The word "name" occurs in some of the lines below; copy each of those lines.

----- Records to process -----

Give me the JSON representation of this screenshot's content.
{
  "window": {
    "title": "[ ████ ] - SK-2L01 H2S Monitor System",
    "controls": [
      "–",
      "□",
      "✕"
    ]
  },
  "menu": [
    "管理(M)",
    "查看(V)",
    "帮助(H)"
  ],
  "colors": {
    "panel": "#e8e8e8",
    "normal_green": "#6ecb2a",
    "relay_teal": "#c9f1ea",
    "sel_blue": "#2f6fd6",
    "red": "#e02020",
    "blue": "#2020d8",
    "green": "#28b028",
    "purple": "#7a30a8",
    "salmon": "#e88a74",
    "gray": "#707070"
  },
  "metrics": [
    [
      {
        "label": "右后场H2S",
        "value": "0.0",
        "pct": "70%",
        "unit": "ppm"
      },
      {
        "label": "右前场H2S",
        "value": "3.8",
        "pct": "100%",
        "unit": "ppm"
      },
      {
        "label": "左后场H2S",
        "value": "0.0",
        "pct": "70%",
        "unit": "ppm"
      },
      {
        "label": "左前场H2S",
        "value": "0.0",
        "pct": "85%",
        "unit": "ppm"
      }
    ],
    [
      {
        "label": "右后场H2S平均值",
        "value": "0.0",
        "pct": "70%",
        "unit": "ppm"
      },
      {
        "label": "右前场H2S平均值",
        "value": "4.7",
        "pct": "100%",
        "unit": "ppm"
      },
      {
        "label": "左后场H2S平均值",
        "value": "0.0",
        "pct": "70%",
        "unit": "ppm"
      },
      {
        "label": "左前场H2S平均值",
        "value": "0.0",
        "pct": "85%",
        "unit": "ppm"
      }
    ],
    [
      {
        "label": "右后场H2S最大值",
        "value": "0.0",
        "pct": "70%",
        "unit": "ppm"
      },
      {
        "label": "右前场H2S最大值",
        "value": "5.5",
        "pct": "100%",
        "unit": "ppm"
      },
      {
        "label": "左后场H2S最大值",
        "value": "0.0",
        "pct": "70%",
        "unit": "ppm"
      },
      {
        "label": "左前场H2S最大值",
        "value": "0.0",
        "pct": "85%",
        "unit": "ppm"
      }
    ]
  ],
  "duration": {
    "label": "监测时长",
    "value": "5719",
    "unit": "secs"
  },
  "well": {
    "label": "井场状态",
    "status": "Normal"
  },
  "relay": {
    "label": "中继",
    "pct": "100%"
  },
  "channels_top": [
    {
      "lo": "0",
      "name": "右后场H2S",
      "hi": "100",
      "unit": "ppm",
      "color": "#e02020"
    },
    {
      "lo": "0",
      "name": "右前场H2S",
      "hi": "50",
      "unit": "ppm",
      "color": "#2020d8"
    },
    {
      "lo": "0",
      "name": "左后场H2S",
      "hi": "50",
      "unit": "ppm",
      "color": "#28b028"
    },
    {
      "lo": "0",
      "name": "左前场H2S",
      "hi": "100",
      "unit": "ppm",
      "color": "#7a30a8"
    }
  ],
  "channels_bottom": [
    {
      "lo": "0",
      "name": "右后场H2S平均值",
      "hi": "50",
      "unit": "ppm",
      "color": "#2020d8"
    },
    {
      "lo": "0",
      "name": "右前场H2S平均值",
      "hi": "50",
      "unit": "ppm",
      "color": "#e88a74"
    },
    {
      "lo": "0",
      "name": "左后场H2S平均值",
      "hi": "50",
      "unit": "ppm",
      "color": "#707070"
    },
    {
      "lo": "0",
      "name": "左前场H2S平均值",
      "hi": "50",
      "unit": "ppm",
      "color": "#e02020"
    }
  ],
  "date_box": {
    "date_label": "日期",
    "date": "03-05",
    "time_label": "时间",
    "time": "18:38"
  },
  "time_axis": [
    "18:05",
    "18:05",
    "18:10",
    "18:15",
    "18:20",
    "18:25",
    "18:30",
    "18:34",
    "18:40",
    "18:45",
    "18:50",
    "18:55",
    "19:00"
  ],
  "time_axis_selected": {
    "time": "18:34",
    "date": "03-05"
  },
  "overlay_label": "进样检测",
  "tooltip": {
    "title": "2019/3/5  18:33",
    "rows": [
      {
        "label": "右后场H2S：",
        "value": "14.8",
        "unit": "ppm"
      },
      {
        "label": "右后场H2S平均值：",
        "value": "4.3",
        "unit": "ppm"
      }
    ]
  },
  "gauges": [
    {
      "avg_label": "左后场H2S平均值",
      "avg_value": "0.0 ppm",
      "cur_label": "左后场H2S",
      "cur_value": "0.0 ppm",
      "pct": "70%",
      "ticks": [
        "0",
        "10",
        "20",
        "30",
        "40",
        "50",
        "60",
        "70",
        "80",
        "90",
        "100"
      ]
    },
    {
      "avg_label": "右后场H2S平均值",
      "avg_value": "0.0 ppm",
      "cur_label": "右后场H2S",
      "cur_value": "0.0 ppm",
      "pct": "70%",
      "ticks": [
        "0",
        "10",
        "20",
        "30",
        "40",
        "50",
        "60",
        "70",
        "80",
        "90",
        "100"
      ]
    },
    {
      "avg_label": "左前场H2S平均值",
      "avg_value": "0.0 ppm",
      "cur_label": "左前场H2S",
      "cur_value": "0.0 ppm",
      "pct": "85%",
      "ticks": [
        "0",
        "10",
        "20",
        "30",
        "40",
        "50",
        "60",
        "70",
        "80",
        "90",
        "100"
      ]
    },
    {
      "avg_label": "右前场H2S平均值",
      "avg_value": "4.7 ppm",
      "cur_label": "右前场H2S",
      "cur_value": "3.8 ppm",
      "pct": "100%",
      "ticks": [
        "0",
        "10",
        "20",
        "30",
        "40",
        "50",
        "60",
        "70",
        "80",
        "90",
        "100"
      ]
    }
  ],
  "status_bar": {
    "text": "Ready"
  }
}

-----

▶ Solution to this exercise
      "name": "右后场H2S",
      "name": "右前场H2S",
      "name": "左后场H2S",
      "name": "左前场H2S",
      "name": "右后场H2S平均值",
      "name": "右前场H2S平均值",
      "name": "左后场H2S平均值",
      "name": "左前场H2S平均值",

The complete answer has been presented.